I often see Subwoofer Units at flea markets available very cheap. Very likely the main unit was broken and the repair deemed economically infeasible to the previous owner. An additional bonus with these SubWoofer Units is a secret knowledge that an average flea broker does never possess – to switch on, the unit waits a certain signal from the missing main unit. This way, these SubWoofers often get marked as “not working”.
The reason I have bought this particular one, was the price:
Of course it was, because such a subwoofer weights a couple of kilogramms, has a big 100W transformer inside plus two amplifier chips. Philips MC288 / 12 SubWoofer contains one TDA7264 chip for both left and right channels (2x 25W) and yet another TDA7265 chip bridged for a small 8 Ohm 50W woofer.
The unit actually has another, smaller transformer, inside, intended to provide the some voltage for the CPU of the main unit.
As said, I obtained the lone subwoofer. Now the main question started to transform into a simple idea – to mimic the “start” signal for the SubWoofer unit. With some clever googling, two service manuals were discovered, one in English, another in Spanish. This way, I had the schematic in possession to make the decisions.

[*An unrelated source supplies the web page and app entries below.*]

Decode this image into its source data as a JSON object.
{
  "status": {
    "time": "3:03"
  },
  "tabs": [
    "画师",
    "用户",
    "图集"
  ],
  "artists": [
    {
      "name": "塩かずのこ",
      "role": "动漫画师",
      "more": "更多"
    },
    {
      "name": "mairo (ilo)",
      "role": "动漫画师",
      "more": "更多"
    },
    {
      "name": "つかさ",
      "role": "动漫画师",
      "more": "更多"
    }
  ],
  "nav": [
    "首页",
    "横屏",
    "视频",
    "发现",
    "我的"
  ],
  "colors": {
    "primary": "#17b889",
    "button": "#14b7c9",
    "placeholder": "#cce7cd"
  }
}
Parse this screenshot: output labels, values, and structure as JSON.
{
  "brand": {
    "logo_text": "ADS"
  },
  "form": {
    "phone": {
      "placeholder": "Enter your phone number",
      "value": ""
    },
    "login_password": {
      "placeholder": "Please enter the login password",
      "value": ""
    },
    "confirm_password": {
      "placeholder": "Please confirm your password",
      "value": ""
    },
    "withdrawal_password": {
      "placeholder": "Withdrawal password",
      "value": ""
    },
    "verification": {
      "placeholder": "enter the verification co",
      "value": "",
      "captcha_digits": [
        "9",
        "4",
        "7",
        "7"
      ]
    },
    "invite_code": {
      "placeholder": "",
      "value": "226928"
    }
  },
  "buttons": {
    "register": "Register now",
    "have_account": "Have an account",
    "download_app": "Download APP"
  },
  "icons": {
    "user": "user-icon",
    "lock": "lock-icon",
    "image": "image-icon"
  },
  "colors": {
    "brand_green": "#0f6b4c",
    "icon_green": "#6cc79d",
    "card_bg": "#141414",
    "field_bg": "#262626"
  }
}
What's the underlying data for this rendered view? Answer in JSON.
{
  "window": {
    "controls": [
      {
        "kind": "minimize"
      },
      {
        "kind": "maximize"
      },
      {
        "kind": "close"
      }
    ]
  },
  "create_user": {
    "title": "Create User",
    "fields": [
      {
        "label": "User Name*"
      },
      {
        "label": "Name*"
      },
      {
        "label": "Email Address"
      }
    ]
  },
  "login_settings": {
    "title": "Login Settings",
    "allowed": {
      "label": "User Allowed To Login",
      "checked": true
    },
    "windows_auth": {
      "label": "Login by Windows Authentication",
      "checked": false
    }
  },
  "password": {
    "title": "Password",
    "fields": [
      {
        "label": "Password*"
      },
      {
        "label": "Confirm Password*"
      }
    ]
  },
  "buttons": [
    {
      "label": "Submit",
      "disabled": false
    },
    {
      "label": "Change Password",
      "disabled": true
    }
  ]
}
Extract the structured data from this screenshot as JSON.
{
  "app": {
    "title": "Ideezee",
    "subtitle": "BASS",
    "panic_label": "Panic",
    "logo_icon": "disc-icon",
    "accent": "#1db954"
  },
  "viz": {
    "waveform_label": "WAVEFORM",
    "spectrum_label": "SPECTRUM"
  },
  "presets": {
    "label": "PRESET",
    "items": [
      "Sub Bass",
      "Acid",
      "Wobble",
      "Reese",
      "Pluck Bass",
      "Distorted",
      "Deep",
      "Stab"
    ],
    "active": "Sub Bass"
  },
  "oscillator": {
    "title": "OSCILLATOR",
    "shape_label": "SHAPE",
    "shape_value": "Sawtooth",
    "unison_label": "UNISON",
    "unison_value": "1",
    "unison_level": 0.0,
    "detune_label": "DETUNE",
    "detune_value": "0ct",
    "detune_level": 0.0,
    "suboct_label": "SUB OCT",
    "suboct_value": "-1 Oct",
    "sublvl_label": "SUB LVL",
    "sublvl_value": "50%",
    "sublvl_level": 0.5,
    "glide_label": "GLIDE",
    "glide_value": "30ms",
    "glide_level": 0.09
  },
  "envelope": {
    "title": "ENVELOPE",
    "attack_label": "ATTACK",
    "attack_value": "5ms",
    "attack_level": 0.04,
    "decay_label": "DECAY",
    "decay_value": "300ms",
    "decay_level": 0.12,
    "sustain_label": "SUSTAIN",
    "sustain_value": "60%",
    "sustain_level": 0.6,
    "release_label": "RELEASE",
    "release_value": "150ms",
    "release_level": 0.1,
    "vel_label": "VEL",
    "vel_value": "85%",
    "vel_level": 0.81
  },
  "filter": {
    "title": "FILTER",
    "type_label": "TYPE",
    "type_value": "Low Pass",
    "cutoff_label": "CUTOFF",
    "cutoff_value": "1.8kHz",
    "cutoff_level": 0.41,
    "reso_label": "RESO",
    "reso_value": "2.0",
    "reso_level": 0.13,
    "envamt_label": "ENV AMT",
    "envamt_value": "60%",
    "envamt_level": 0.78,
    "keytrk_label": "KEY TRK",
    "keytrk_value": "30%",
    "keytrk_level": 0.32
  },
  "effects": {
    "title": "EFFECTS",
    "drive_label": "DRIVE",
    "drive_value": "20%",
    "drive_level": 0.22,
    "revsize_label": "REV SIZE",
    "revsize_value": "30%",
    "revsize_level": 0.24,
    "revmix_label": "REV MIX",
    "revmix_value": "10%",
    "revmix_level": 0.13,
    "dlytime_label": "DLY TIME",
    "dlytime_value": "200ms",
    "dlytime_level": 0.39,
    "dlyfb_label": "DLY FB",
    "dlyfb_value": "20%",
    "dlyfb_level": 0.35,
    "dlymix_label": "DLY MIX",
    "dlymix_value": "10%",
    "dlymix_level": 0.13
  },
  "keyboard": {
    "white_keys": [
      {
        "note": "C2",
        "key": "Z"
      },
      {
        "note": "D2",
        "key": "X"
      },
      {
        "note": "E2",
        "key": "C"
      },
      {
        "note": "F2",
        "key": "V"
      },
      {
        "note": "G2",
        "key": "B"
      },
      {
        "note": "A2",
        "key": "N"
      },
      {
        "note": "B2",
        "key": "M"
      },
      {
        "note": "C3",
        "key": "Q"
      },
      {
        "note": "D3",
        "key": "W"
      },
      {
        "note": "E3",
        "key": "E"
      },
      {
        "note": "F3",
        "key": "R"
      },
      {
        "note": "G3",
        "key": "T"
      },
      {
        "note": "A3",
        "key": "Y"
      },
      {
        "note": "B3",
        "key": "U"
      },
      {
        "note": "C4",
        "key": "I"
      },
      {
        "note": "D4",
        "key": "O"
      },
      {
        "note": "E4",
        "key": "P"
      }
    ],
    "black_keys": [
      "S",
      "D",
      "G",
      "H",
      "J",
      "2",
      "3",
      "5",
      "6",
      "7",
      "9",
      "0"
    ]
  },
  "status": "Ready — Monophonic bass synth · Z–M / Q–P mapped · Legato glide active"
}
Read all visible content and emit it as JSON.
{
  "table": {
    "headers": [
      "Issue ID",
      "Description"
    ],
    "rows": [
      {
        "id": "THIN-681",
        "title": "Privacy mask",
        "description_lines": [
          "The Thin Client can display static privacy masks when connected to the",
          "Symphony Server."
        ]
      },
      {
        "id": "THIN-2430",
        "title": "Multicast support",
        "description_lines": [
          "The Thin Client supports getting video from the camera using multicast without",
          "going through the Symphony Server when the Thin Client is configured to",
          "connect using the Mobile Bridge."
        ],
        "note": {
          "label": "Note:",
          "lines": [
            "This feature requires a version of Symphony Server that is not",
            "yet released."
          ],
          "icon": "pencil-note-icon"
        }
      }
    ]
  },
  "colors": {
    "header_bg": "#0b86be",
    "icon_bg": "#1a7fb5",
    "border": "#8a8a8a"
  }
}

I am really trying hard not to make Philips sad on copyright issues (and you googling hard), thus I only represent the part of the scheme one will need for the decision making and even that with a nonsense resolution.
The blue rectangle is the Holy Grail, the second PSU providing the standby voltage. And, the green line is the lifeline carrying the voltage. The pink wire is waiting to be energized for transistor Q501 to open and let the power reach both the amplifier chips. Last but not least, if your aesthetics prescribe a more gradual startup sequence, the red MUTE line is responsible for precisely what the writing says. Here is the pinout for the connector you should tap into:
Putting it very short, on the output connector, pins 4&5 need to be shorted then magic will happen. The event is illustrated below by the dark pink, well, the violet wire. As you see, I tried hard to keep all the original wiring intact.
The original cover for the connector compartment was glued inside .. could need someone needs it at later times. And, a new cover was hand made from a random piece of Acryl.
This is what the fresh cover looks like:
Mission has been completed. My new toy is currently passing the burn-in test.